┌────────
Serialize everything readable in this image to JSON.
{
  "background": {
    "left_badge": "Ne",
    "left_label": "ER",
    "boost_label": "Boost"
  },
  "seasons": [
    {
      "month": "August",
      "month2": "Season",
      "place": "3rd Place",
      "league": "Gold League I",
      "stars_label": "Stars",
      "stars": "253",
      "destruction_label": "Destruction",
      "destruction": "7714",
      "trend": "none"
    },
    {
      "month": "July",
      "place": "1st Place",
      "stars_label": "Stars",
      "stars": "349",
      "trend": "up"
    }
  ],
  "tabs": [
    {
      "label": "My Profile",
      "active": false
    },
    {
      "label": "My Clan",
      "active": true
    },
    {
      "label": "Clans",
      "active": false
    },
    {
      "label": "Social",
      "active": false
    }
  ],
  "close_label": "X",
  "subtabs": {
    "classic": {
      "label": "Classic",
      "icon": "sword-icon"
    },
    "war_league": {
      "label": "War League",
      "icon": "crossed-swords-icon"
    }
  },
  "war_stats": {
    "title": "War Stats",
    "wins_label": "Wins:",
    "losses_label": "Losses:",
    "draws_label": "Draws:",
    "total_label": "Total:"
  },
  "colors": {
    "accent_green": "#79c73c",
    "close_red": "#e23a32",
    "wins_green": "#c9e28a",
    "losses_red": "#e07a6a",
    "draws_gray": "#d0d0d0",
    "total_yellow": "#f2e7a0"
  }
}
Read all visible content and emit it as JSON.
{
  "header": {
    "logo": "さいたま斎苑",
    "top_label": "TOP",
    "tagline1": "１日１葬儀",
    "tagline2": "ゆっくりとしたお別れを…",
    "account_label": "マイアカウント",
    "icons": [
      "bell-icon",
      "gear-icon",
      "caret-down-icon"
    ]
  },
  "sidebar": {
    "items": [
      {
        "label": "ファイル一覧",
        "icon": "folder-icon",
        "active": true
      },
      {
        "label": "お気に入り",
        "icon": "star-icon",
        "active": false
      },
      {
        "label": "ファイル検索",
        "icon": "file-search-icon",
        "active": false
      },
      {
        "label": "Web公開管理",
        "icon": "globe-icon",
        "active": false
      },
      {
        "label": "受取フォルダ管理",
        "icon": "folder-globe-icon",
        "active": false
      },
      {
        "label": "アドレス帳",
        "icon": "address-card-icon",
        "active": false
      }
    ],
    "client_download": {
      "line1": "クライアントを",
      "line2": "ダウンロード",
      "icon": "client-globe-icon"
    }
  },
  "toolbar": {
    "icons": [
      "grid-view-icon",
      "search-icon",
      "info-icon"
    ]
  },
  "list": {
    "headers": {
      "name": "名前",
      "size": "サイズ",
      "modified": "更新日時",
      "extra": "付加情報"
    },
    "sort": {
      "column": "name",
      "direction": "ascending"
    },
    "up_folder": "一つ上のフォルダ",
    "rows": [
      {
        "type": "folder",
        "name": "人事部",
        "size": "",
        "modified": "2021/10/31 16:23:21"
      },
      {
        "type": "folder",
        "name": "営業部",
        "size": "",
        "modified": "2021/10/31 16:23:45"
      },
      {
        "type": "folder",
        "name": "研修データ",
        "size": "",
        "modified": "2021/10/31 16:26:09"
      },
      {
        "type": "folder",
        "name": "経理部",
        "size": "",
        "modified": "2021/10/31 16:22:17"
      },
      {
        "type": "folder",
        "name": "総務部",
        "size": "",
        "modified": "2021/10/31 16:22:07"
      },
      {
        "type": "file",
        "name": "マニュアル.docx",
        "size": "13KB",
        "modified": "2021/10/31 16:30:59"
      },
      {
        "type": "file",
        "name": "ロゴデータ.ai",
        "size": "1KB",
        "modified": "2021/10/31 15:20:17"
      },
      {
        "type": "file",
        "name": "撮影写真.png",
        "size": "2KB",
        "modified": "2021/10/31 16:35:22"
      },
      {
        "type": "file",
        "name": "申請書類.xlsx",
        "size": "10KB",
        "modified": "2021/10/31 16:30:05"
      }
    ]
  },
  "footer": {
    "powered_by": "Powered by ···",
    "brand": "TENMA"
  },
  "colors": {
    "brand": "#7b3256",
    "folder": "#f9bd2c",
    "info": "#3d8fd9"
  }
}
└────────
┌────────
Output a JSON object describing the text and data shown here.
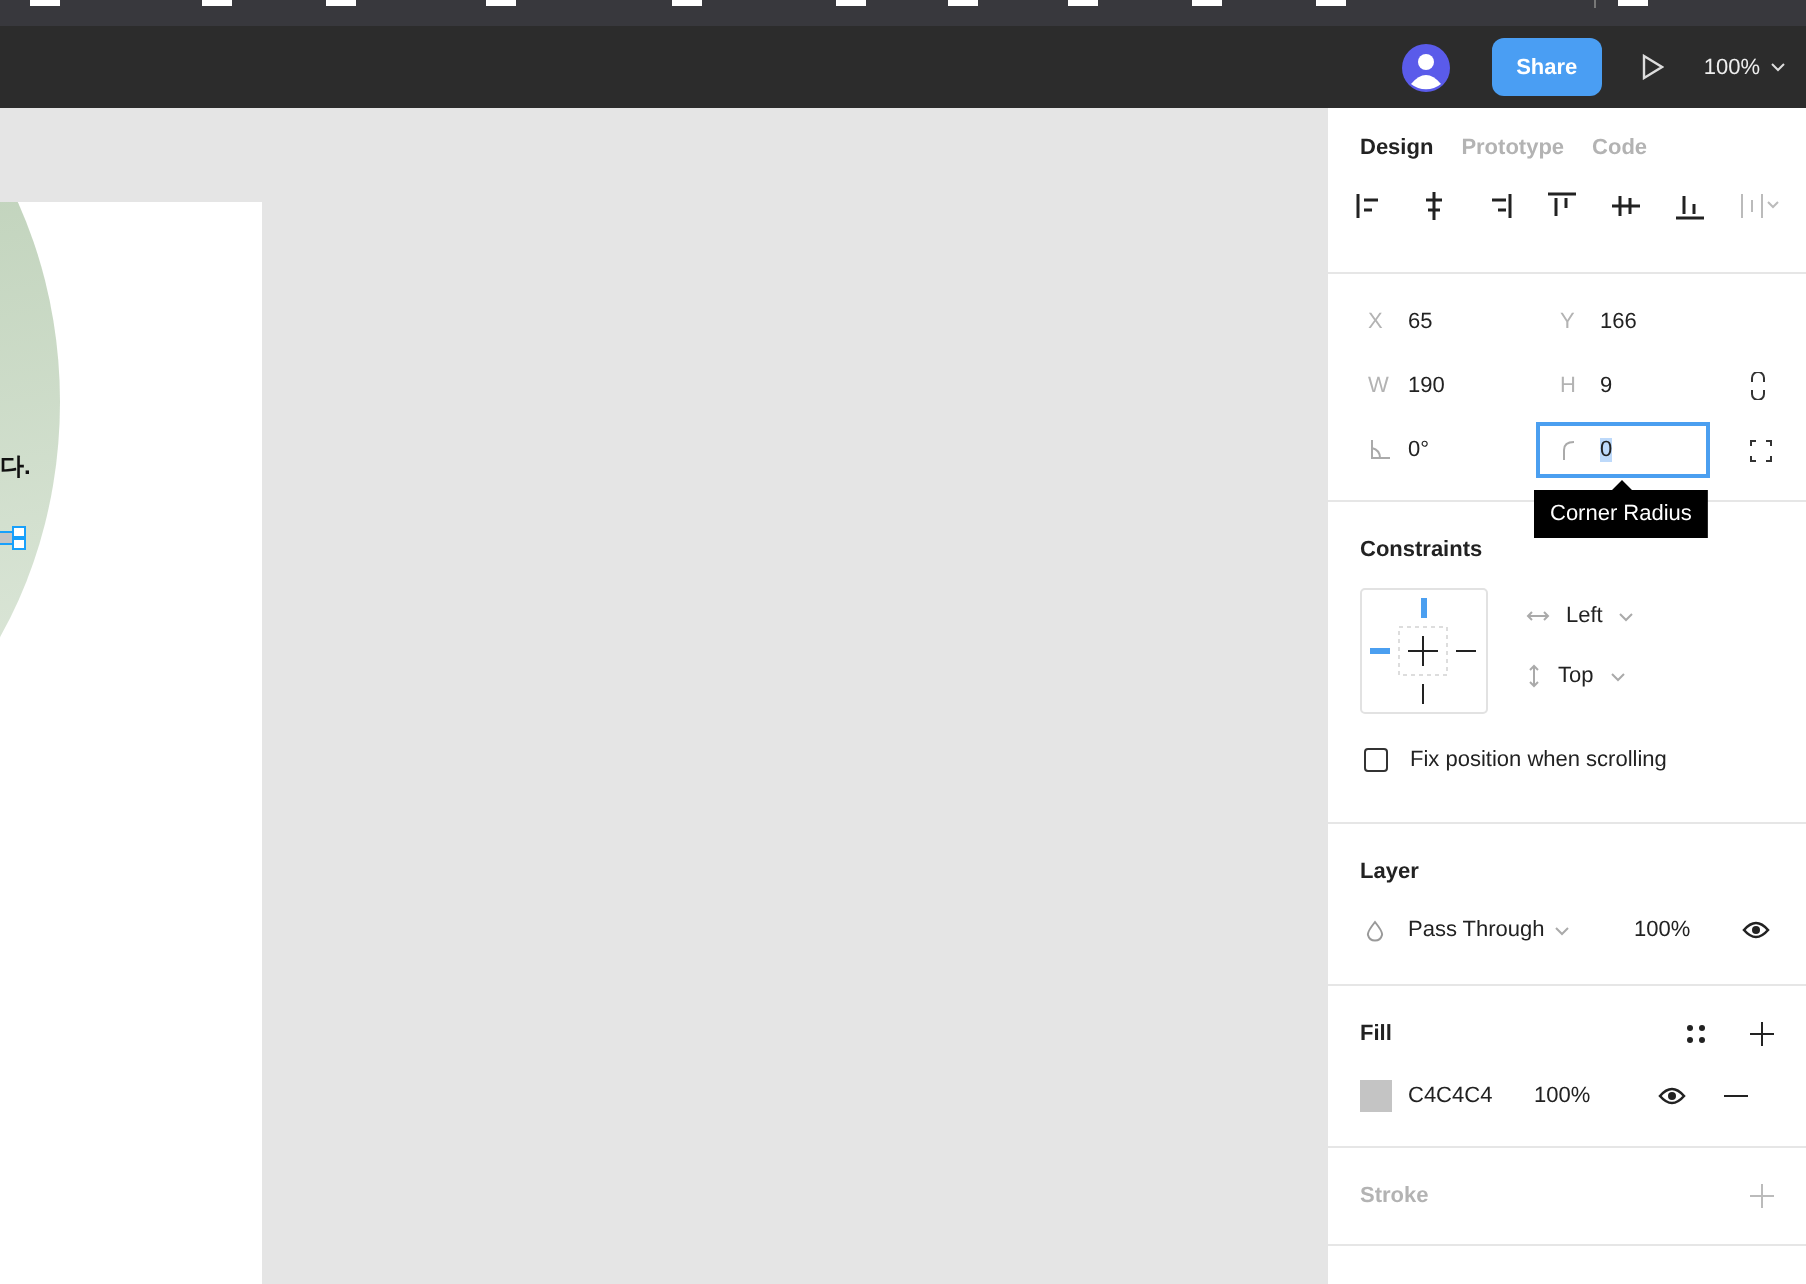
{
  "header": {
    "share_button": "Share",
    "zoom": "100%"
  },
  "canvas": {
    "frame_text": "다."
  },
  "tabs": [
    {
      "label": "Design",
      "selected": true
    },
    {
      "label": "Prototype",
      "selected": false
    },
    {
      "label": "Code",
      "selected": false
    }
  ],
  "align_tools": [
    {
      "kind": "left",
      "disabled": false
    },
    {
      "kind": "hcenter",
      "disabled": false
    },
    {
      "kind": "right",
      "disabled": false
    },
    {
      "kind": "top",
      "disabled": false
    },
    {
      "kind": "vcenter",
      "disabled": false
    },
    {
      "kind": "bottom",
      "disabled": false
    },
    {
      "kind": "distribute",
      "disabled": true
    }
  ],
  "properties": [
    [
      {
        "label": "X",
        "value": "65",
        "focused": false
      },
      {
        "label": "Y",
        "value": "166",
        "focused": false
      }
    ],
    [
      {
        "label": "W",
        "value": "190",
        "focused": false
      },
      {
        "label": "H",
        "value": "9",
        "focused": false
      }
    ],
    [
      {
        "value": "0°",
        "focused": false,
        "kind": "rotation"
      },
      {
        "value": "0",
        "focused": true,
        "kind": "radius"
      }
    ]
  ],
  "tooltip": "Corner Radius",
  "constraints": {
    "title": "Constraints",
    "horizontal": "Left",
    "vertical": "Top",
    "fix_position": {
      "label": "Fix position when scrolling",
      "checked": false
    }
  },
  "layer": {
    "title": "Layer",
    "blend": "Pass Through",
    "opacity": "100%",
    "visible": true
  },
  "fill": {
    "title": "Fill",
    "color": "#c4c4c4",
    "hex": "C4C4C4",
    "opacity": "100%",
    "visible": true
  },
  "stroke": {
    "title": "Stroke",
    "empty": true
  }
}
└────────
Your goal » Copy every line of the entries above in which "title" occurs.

Response »
    "title": "War Stats",
    "title": "Constraints",
    "title": "Layer",
    "title": "Fill",
    "title": "Stroke",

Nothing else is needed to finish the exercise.